▶ _TASK REQUIREMENTS_: Using the records that follow, copy every line containing the word "title".
==== GIVEN INFORMATION ====
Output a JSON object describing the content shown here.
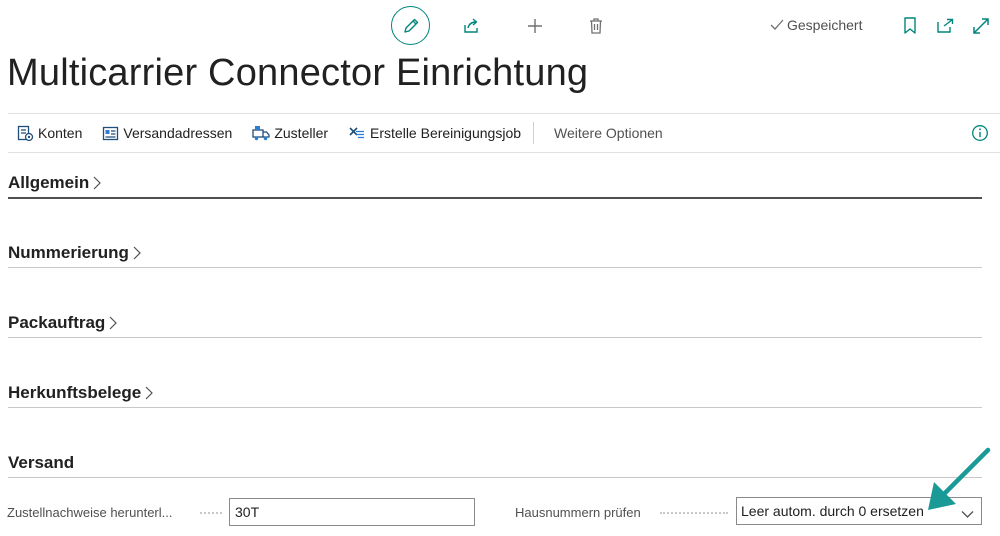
{
  "toolbar": {
    "edit_icon": "pencil-icon",
    "share_icon": "share-icon",
    "new_icon": "plus-icon",
    "delete_icon": "trash-icon",
    "saved_label": "Gespeichert",
    "saved_icon": "checkmark-icon",
    "bookmark_icon": "bookmark-icon",
    "popout_icon": "open-in-new-window-icon",
    "expand_icon": "expand-diagonal-icon"
  },
  "page": {
    "title": "Multicarrier Connector Einrichtung"
  },
  "actions": {
    "items": [
      {
        "label": "Konten",
        "icon": "accounts-icon"
      },
      {
        "label": "Versandadressen",
        "icon": "addresses-icon"
      },
      {
        "label": "Zusteller",
        "icon": "carrier-icon"
      },
      {
        "label": "Erstelle Bereinigungsjob",
        "icon": "cleanup-job-icon"
      }
    ],
    "more_options": "Weitere Optionen",
    "info_icon": "info-icon"
  },
  "sections": [
    {
      "title": "Allgemein",
      "collapsed": true
    },
    {
      "title": "Nummerierung",
      "collapsed": true
    },
    {
      "title": "Packauftrag",
      "collapsed": true
    },
    {
      "title": "Herkunftsbelege",
      "collapsed": true
    },
    {
      "title": "Versand",
      "collapsed": false
    }
  ],
  "versand": {
    "delivery_proof_label": "Zustellnachweise herunterl...",
    "delivery_proof_value": "30T",
    "house_number_label": "Hausnummern prüfen",
    "house_number_value": "Leer autom. durch 0 ersetzen"
  },
  "colors": {
    "accent": "#00857d",
    "annotation_arrow": "#1a9a96",
    "text": "#212121",
    "muted": "#505050"
  }
}
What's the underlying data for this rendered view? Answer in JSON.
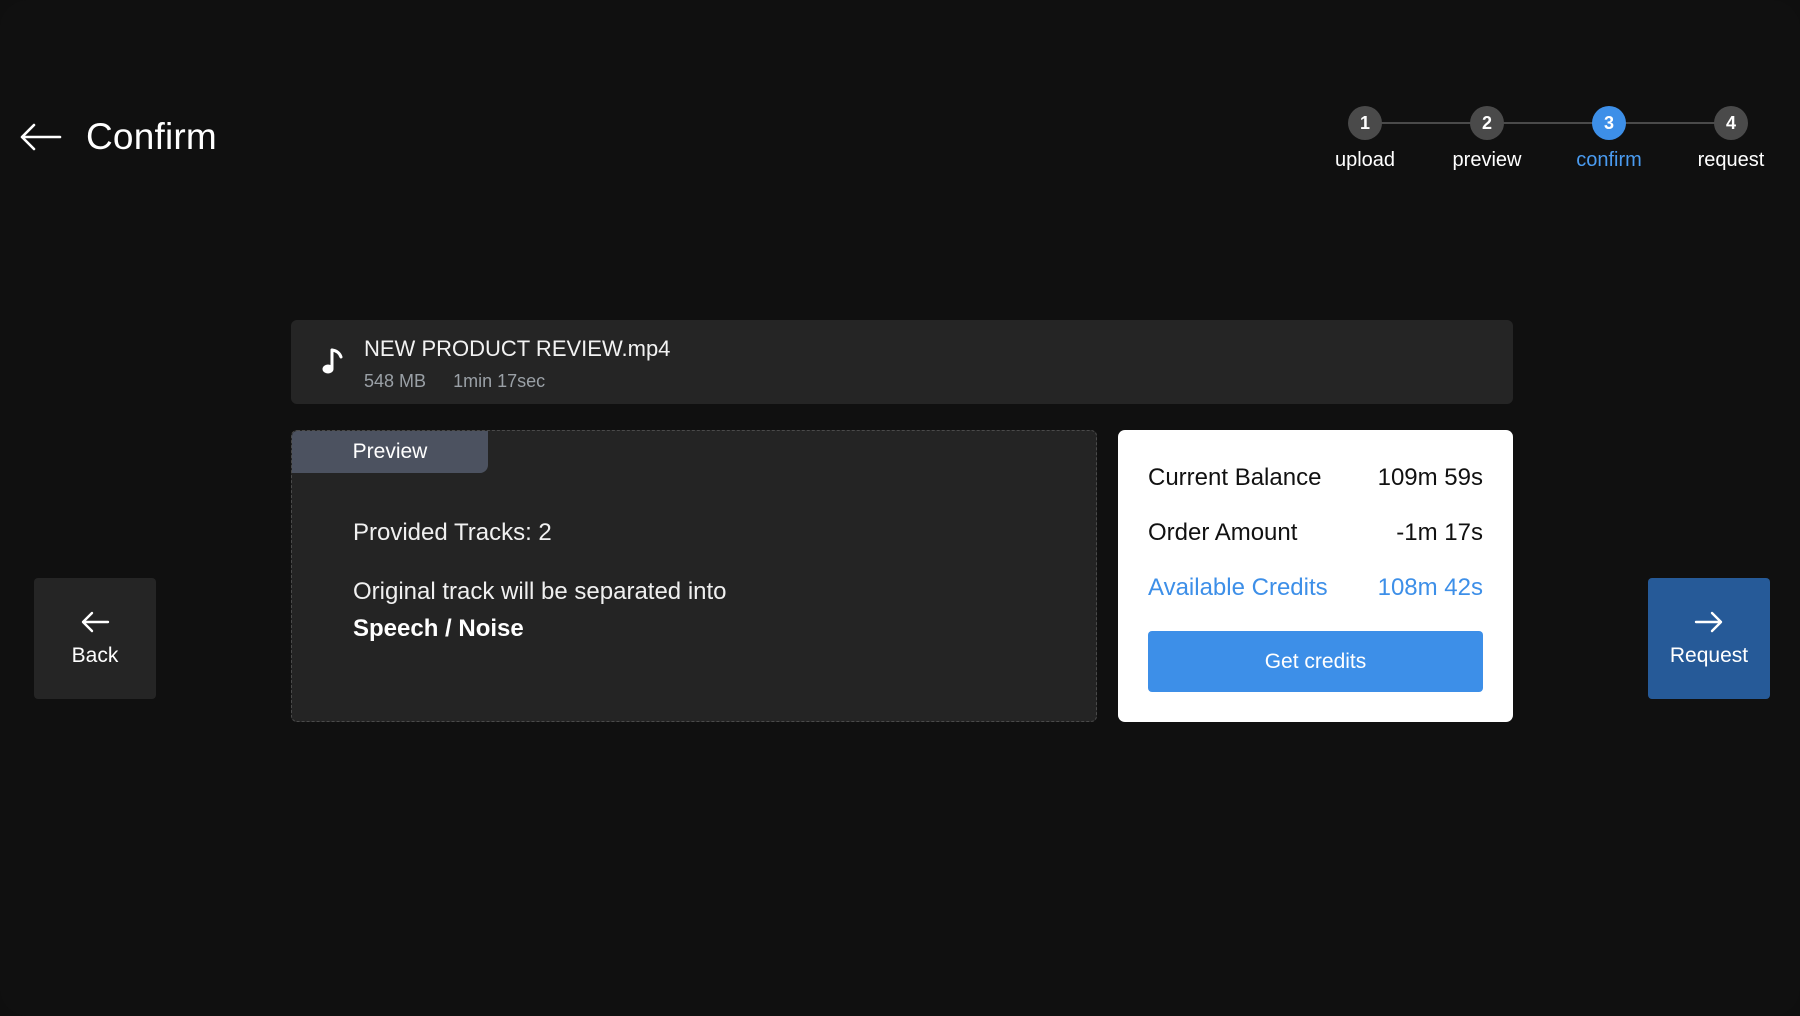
{
  "header": {
    "title": "Confirm",
    "back_icon": "arrow-left-icon"
  },
  "stepper": {
    "steps": [
      {
        "number": "1",
        "label": "upload"
      },
      {
        "number": "2",
        "label": "preview"
      },
      {
        "number": "3",
        "label": "confirm",
        "active": true
      },
      {
        "number": "4",
        "label": "request"
      }
    ],
    "active_color": "#3d8fe8"
  },
  "file": {
    "icon": "music-note-icon",
    "name": "NEW PRODUCT REVIEW.mp4",
    "size": "548 MB",
    "duration": "1min 17sec"
  },
  "preview": {
    "tab_label": "Preview",
    "tracks_text": "Provided Tracks: 2",
    "description": "Original track will be separated into",
    "separation": "Speech / Noise"
  },
  "balance": {
    "current_label": "Current Balance",
    "current_value": "109m 59s",
    "order_label": "Order Amount",
    "order_value": "-1m 17s",
    "available_label": "Available Credits",
    "available_value": "108m 42s",
    "button_label": "Get credits",
    "accent": "#3d8fe8"
  },
  "nav": {
    "back_label": "Back",
    "request_label": "Request",
    "request_color": "#265a98"
  }
}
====
▶ _RESPONSE TO THIS EXERCISE_:
    "title": "Multicarrier Connector Einrichtung"
      "title": "Allgemein",
      "title": "Nummerierung",
      "title": "Packauftrag",
      "title": "Herkunftsbelege",
      "title": "Versand",
    "title": "Confirm",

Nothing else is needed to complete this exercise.